Recent comments from Bob Arum and Freddie Roach talk down on catchweights in a major way, stating that Cotto should fight at the “legitimate weight level “instead; yet both made a living explaining why catchweights are not such an issue when defending Pacquiao in the past. This same Bob Arum supported Antonio Margarito (who cheated on Cotto previously) by jumping through hoops around the country, getting him licensed with the only governing body as crooked as he is. Cotto has one option for a big fight under Top Rank (Martinez); and multiple under Goldenboy Promotions (Canelo, Mayweather rematch, Trout rematch, and Martinez as well). If he can’t see that this move has zero benefit for him, may that same blindness play a role as the catalyst to usher him into retirement sooner.

This type of blind ignorance is what has hurt Cotto throughout his entire career. He developed rapport with certain trainers, only to abruptly change. He leaves the promoter for not having his best interest at heart. He returns for less guarantee than he left for in the first place. It really makes no sense. And at the end of the day, it’s a pure reflection on what I feel is a very confused fighter, with a team around him who is even more confused. The best way I can sum up this reunion is “Big Payday, Little Reward, Zero Honor”.

Marion G. (London, UK): I’ve grown tired of the “dominance” of the Klitschko era. I don’t find them entertaining and I don’t find them as skilled as many think. How do you rate the recent performance and legacy of Wladimir Klitschko?

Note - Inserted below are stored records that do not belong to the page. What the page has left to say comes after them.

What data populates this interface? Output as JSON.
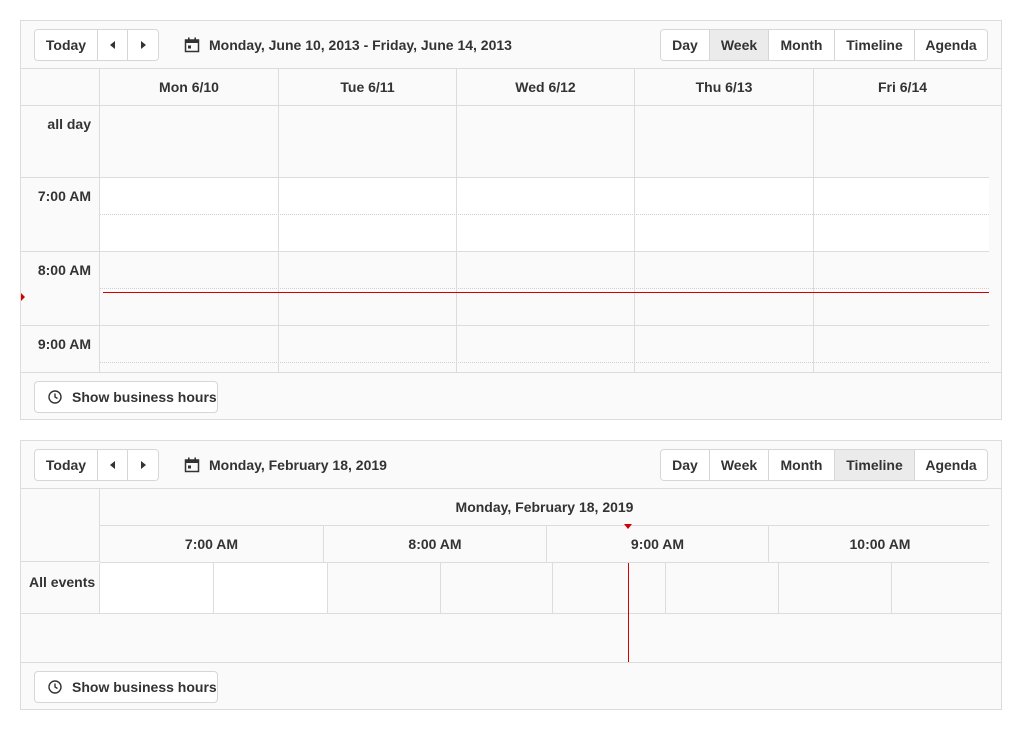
{
  "schedulers": [
    {
      "toolbar": {
        "today": "Today",
        "date_range": "Monday, June 10, 2013 - Friday, June 14, 2013",
        "views": [
          "Day",
          "Week",
          "Month",
          "Timeline",
          "Agenda"
        ],
        "active_view": "Week"
      },
      "days": [
        "Mon 6/10",
        "Tue 6/11",
        "Wed 6/12",
        "Thu 6/13",
        "Fri 6/14"
      ],
      "all_day_label": "all day",
      "times": [
        "7:00 AM",
        "8:00 AM",
        "9:00 AM"
      ],
      "footer": {
        "business_hours": "Show business hours"
      }
    },
    {
      "toolbar": {
        "today": "Today",
        "date_range": "Monday, February 18, 2019",
        "views": [
          "Day",
          "Week",
          "Month",
          "Timeline",
          "Agenda"
        ],
        "active_view": "Timeline"
      },
      "date_header": "Monday, February 18, 2019",
      "hours": [
        "7:00 AM",
        "8:00 AM",
        "9:00 AM",
        "10:00 AM"
      ],
      "row_label": "All events",
      "footer": {
        "business_hours": "Show business hours"
      }
    }
  ],
  "colors": {
    "now_indicator": "#d40000",
    "border": "#dcdcdc",
    "active_view_bg": "#ebebeb"
  },
  "icons": {
    "calendar": "calendar-icon",
    "clock": "clock-icon",
    "prev": "arrow-left-icon",
    "next": "arrow-right-icon"
  }
}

Vivek W. (ESB): I’ll start by saying that I’m an absolute fan of Vitali. Vitali has been nothing short of amazing, and nothing short of deadly when at his best. But, to put it very mildly, in watching Wladimir recently, I found myself absolutely disgusted! Absolutely disgusted! I’ve always said that the only true gauge for these guys would be in a “Super” Heavyweight division. A setting that would offer a group of men who stand as tall as they do, who nullify each of the non-conventional attributes that they carry. This fight was a perfect example of such a thing. When you have a guy as skilled and talented as Povetkin, who has no chance because the referee allows the much bigger opponent to clinch after every punch landed, clinch before every (Povetkin) punch, and lean on him while placing him in a headlock after every close call, I can’t give a fighter credit for that.

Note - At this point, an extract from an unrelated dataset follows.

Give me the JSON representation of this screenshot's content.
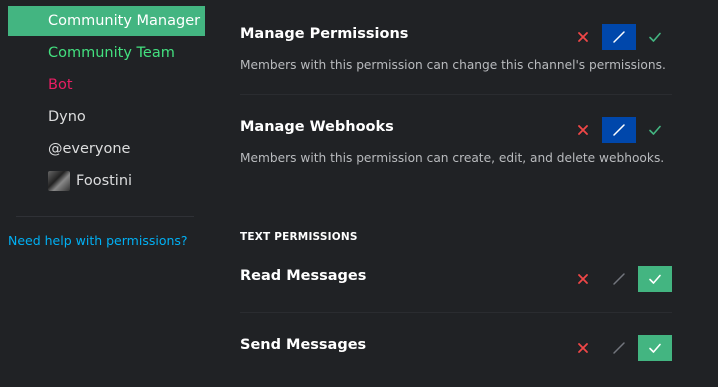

How this isn’t considered illegal and absolutely banned is beyond me. I don’t find any skill to what he does, and I don’t find any excitement. I would even go a step further in saying this doesn’t add to the sport as much as it greatly subtracts from it. I spoke to a few fight fans who happened to tune in Saturday night, and the random ones who rarely follow the sport closely each messaged me saying almost in one accord “this is why I can’t get in to Boxing today”. I think it’s absolutely damaging to the sport on every level. Clinching more than two times in any given round should be warned. If it happens more than 4 times in any given round, points should be deducted. Period.

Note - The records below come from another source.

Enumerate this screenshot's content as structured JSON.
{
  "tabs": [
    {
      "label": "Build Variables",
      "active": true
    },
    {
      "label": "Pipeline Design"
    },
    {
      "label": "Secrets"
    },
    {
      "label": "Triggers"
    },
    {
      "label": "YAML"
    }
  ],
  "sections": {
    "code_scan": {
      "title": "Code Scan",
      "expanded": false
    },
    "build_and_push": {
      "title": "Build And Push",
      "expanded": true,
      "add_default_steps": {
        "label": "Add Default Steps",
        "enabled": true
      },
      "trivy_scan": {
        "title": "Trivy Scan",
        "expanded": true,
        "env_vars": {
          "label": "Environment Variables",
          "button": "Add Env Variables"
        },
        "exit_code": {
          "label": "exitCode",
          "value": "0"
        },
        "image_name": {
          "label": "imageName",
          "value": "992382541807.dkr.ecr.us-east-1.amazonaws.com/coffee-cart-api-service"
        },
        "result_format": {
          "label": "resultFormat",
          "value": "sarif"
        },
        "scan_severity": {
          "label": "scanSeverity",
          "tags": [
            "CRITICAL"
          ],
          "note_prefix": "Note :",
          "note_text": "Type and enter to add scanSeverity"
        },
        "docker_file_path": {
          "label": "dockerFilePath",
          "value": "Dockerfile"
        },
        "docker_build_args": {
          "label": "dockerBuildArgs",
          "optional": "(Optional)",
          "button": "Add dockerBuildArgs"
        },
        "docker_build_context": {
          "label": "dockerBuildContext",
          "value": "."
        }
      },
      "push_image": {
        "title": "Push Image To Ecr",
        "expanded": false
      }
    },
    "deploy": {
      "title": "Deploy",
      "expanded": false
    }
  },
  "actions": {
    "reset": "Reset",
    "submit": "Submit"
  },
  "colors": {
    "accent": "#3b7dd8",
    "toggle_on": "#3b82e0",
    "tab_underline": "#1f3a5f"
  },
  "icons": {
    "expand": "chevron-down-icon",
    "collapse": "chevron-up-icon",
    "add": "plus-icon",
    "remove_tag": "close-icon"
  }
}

In this case, the pure heavyweight (Povetkin) had no chance, and it was all for reasons beyond his control. Against anyone his size or close, this is a fighter who would have easily won rounds, and potentially the bout itself. I have no respect for Wladimir’s style and think his legacy will stand only on paper. There’s nothing about his ability that suggest he would have been competitive against great in history, or anyone in present who enters the ring with enough size and style to stop him from wrapping up and hurt him when he tries. I was just very disgusted, and I’ll go on record in stating that even as a scribe in the sport, I won’t be watching any more of his fights.

(Vivek “Vito” Wallace can be reached at Twitter (@vivekwallace747), InstaGram (ViveksView), and Facebook).